Wattzon.com: This web-based tool enables users to measure personal energy usage and consumption, which, Szenasy thinks, could make us more mindful of what we are consuming.
Suburban General Store: Suburban residents almost always get in their car to run small errands, racking up oil usage and C02 emissions. Adding small general stores in suburban communities would help create community, reduce car usage, oil consumption, and C02 emissions. Communities with central club or pool houses could convert these into stores, recycling centers, and coffee houses. “This is a strong, testable ideas.”
Air Flower: Energy-independent ventilation systems could open and close, moderating indoor temperatures. “The building would work like a flower, opening and closing as needed.”
Radiant FLRs: Heat is wasted in old apartment buildings because it doesn’t often reach where people are sitting or working. “Central heating becomes throw-away heat.” Radiant floor tiles could be installed in a modular fashion in areas where people spend a lot of time, thereby reducing wasteful heat expenditures.
Thermally-Active Surfaces: Buildings could become like the human body, radiating heat outwards. In this system, water-carrying heating tubes within buildings would radiate heat from walls and floors. Concrete would be the chosen building material for this system given its ability to distribute heat well.
When asked which governments are doing the best job of supporting next-generation technologies, and pushing them to market, Szenasy said China (with its massive investment in solar energy), France (which is run on atomic power), Germany, and the United Arab Emirates (which are very interested in new technologies and “have a lot of money.”)
Next generation landscape architecture ideas, Szenasy said, would take aim at the noxious landscapes that require “chemical injections” to grow. Regenerative, sustainable landscape concepts would be of great interest to the judges in the 2010 competition.

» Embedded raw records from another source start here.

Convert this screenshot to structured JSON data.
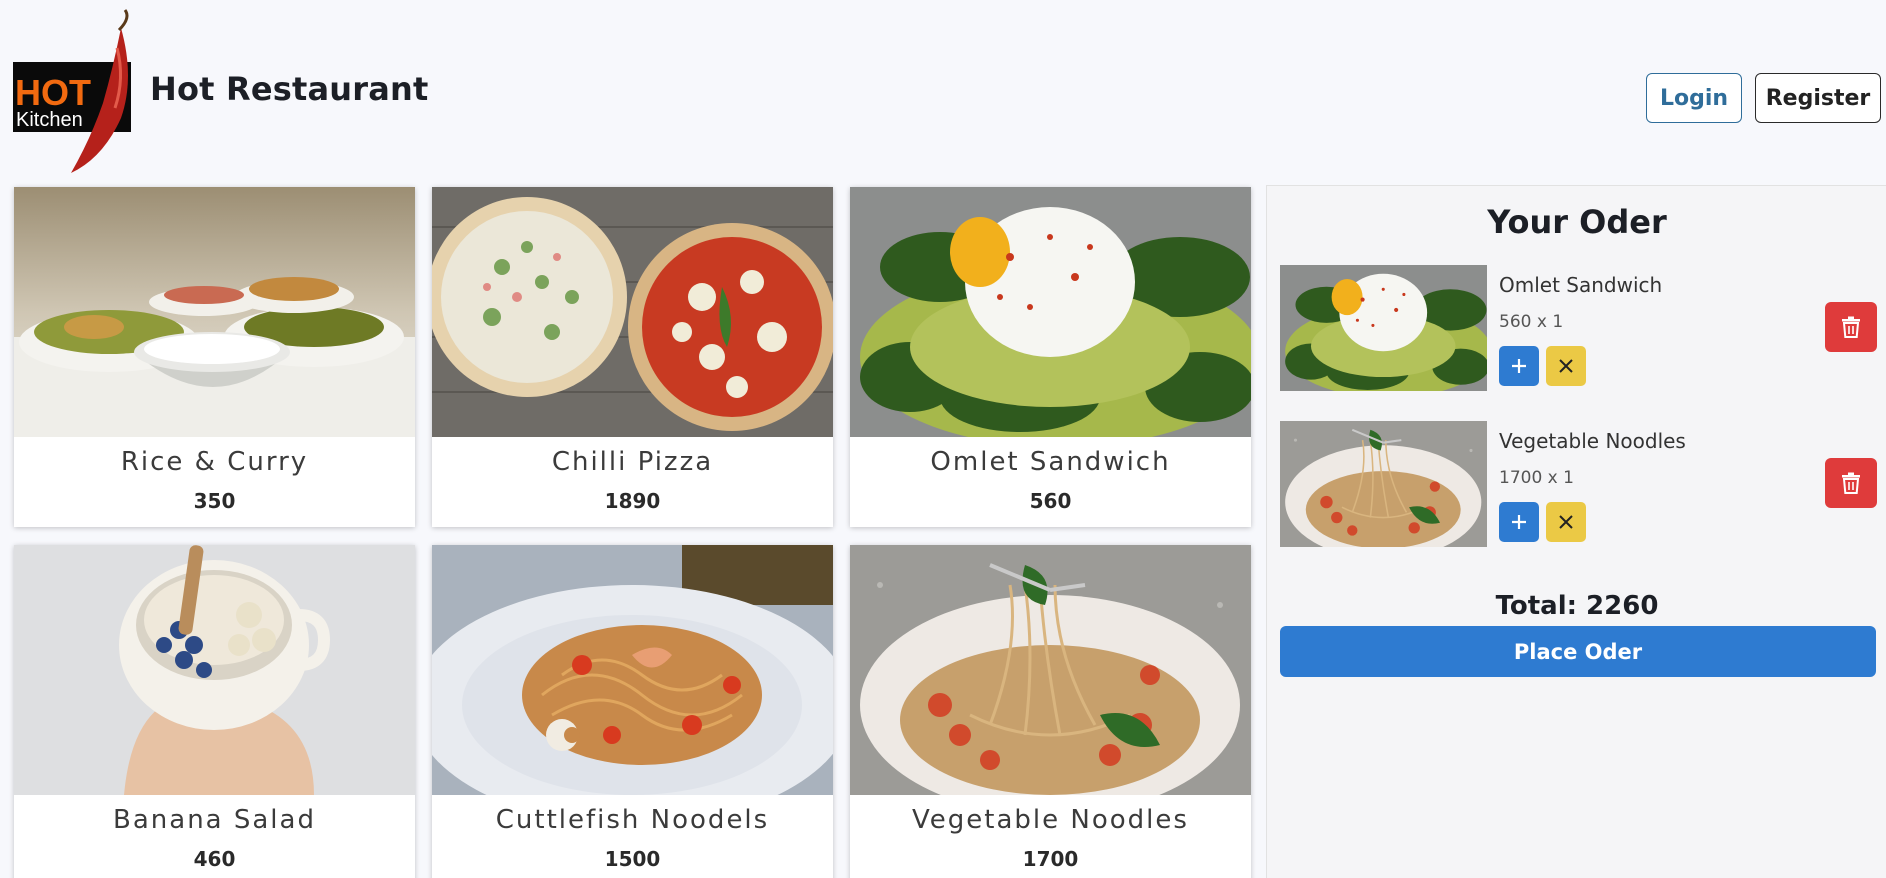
{
  "header": {
    "logo": {
      "line1": "HOT",
      "line2": "Kitchen"
    },
    "title": "Hot Restaurant",
    "login_label": "Login",
    "register_label": "Register"
  },
  "menu": {
    "items": [
      {
        "name": "Rice & Curry",
        "price": "350"
      },
      {
        "name": "Chilli Pizza",
        "price": "1890"
      },
      {
        "name": "Omlet Sandwich",
        "price": "560"
      },
      {
        "name": "Banana Salad",
        "price": "460"
      },
      {
        "name": "Cuttlefish Noodels",
        "price": "1500"
      },
      {
        "name": "Vegetable Noodles",
        "price": "1700"
      }
    ]
  },
  "order": {
    "title": "Your Oder",
    "items": [
      {
        "name": "Omlet Sandwich",
        "qty": "560 x 1"
      },
      {
        "name": "Vegetable Noodles",
        "qty": "1700 x 1"
      }
    ],
    "total": "Total: 2260",
    "place_label": "Place Oder"
  },
  "icons": {
    "plus": "plus-icon",
    "close": "close-icon",
    "trash": "trash-icon",
    "chili": "chili-pepper-icon"
  },
  "colors": {
    "primary": "#2e7bd1",
    "danger": "#df3b3b",
    "warning": "#ebc945",
    "login_outline": "#2f6d9a",
    "logo_orange": "#f26a10"
  }
}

Learn more about Next Generation design competition, and submit ideas for the 2010 competition.
Image credit: Metropolis / Elioth + Encore Heureux